But I am watching the consensus/contrarian thing. I see both bullish and bearish indicators every day. I think that when we ultimately bottom, it won't be because we've reached a point of maximum pessimism on some indicator. Rather, I think that we'll bottom after we go through a period where people just don't care about the equity markets for a while.
YAIO: Sounds like you're saying we're due for a bounce, but you don't have much confidence in the long term. What should we be buying now?
ME: That's about right. It depends on your time horizon. I'd focus on two strategies. First, there's the silly cheap stocks. They're short term trades into the bounce. Pick your own favorites here, but look for companies with fundamental franchise value even if the near term earnings picture is poor. Most of the large cap (or should I say "formerly large cap") banks fit this category. Also some media companies like NYT. I'll think about it and come up with some more names in subsequent posts.
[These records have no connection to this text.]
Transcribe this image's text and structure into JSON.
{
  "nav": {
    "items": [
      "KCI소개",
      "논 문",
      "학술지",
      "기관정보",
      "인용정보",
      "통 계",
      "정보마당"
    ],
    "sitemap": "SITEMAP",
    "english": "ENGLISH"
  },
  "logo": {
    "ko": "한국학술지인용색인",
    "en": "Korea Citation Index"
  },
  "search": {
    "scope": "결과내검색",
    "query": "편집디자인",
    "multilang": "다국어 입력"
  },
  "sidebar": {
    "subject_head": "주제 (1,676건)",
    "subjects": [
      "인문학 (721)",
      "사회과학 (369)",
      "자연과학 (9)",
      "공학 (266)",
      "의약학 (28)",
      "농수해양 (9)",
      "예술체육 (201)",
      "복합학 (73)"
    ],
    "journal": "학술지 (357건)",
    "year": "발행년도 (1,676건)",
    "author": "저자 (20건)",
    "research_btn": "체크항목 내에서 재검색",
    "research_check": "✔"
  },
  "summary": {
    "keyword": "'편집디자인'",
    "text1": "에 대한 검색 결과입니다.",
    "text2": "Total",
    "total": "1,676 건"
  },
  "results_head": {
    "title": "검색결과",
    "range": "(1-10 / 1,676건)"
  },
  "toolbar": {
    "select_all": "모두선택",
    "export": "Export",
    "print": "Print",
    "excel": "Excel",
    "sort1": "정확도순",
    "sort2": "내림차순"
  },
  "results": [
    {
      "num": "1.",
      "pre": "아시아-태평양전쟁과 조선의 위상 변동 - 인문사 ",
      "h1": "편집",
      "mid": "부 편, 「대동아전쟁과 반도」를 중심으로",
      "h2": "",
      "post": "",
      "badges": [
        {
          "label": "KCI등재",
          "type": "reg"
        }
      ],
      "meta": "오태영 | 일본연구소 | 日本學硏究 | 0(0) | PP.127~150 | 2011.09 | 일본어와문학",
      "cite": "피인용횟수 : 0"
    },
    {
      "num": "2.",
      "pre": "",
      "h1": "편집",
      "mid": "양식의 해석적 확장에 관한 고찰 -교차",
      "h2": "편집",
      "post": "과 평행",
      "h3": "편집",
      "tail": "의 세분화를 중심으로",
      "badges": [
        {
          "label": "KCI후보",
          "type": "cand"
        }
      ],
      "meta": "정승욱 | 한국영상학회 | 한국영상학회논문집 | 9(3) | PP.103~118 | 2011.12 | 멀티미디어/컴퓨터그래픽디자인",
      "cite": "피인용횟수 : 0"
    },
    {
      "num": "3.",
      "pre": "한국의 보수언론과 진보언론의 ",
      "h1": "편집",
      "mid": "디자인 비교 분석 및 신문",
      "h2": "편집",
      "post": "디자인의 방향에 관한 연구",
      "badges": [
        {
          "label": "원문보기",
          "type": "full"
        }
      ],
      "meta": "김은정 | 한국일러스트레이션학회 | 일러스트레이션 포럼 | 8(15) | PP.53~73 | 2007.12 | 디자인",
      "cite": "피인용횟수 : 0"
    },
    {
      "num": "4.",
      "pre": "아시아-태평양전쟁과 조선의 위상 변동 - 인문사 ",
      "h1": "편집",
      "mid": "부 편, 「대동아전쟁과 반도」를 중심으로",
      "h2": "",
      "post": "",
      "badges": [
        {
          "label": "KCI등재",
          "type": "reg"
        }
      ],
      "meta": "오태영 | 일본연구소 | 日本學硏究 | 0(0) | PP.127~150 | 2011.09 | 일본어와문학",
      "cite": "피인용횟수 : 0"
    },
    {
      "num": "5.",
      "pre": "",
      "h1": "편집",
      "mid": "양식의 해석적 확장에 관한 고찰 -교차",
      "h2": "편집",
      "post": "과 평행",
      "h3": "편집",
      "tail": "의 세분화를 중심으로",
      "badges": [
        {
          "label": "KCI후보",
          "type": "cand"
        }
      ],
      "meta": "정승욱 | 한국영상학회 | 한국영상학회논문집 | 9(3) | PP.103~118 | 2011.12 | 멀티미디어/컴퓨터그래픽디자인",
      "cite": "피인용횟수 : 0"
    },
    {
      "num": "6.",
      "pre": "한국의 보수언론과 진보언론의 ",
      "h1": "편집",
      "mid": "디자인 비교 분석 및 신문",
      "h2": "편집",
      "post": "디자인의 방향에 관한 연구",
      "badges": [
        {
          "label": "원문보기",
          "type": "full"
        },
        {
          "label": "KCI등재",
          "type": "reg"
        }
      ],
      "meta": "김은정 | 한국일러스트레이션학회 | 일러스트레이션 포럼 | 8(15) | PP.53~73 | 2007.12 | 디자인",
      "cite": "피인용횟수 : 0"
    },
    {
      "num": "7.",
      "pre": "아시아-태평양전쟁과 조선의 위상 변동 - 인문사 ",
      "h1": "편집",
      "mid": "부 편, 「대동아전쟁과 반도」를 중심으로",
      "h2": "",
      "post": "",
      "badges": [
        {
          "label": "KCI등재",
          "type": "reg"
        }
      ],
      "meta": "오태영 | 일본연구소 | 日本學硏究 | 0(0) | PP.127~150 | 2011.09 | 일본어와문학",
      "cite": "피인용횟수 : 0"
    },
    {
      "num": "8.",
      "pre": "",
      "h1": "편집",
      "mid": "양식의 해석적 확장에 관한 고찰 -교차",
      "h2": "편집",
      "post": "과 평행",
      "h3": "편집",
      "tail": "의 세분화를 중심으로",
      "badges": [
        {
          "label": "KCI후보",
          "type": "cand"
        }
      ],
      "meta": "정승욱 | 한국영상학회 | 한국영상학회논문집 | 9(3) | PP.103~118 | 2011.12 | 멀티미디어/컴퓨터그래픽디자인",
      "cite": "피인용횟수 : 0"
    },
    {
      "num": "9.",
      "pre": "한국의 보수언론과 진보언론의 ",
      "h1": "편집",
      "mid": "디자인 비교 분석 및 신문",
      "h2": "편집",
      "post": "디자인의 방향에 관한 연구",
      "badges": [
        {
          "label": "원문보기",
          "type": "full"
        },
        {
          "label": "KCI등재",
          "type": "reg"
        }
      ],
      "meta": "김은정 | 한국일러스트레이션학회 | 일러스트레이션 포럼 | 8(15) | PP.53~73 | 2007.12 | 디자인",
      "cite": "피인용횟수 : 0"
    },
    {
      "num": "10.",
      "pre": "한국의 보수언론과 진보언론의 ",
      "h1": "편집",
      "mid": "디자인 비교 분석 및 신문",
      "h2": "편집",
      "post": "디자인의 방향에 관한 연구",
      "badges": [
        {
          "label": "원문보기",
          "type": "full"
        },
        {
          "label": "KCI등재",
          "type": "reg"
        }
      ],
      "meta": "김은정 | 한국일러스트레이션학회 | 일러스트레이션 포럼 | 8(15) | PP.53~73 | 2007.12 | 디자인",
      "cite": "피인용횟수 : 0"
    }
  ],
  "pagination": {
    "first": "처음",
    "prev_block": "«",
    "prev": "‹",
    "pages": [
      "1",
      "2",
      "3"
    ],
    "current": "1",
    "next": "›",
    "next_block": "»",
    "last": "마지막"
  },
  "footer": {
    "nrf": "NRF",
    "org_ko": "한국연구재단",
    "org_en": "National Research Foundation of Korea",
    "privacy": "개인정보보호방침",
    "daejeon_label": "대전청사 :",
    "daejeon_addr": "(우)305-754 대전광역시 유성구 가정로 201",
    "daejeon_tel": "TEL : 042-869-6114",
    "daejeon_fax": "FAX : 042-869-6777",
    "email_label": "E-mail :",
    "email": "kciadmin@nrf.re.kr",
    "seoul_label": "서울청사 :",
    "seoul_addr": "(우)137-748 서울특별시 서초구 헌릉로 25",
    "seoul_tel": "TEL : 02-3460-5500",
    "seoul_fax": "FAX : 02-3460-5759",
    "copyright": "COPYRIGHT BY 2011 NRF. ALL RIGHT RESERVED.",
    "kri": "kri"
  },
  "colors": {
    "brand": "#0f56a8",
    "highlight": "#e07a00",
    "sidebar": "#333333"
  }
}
The second strategy is to use this as an opportunity to make long-term investments in great companies at attractive prices. Boeing, Caterpillar, Exxon, Coca-Cola, Pfizer and IBM are a few that come to mind. If you're willing to invest for five years or more, I think that the risk-reward tradeoff for stocks like these is extraordinarily favorable. Take half-sized positions now, and prepare to buy more if they get cheaper (if you've got the stomach for it, consider selling out-of-the-money puts for the other half position, but that's a discussion for another day). The problem with this strategy is that most people don't have the required level of patience and discipline. They watch the value of their account and are likely to get scared out in a market selloff. Some very smart investors counsel to never add to a losing position. It's hard to do, but I think if you've got the right investments and the market gives you an opportunity to buy more at a lower price, you take it.
Finally on the topic of long-term investments, be sure to look for long-term growth opportunities. Although you'll hear plenty of advice to avoid investments in technology companies due to a cyclical downturn, many tech innovations are as anti-cyclical as you can get. Computers and cell phones will always get cheaper and better. The internet is a huge influence in our lives today, but it will only get more important in the future. Pick your own way to play tech, but be sure to have some in your portfolio. For my money, there's not much better than Google, and at yesterday's price of about 250, it's got a great risk/reward profile.
YAIO: Hmmm... you sound like a pretty smart guy. I presume that you've been a successful investor?
ME: honestly, not really. My biggest mistake was to steadily add to my equity portfolios over the past 20 years, and although I did quite well in the early years, that strategy has been a net loser since about 1998. I was brought up on the philosophy that as long as you've got a long-term horizon, stocks are the only place to be. "Long-term equity returns average 10%..." we all assumed that was true. But it's a lot more likely to be true in the near future now that we're back at the 1998 index levels.
that's it for now.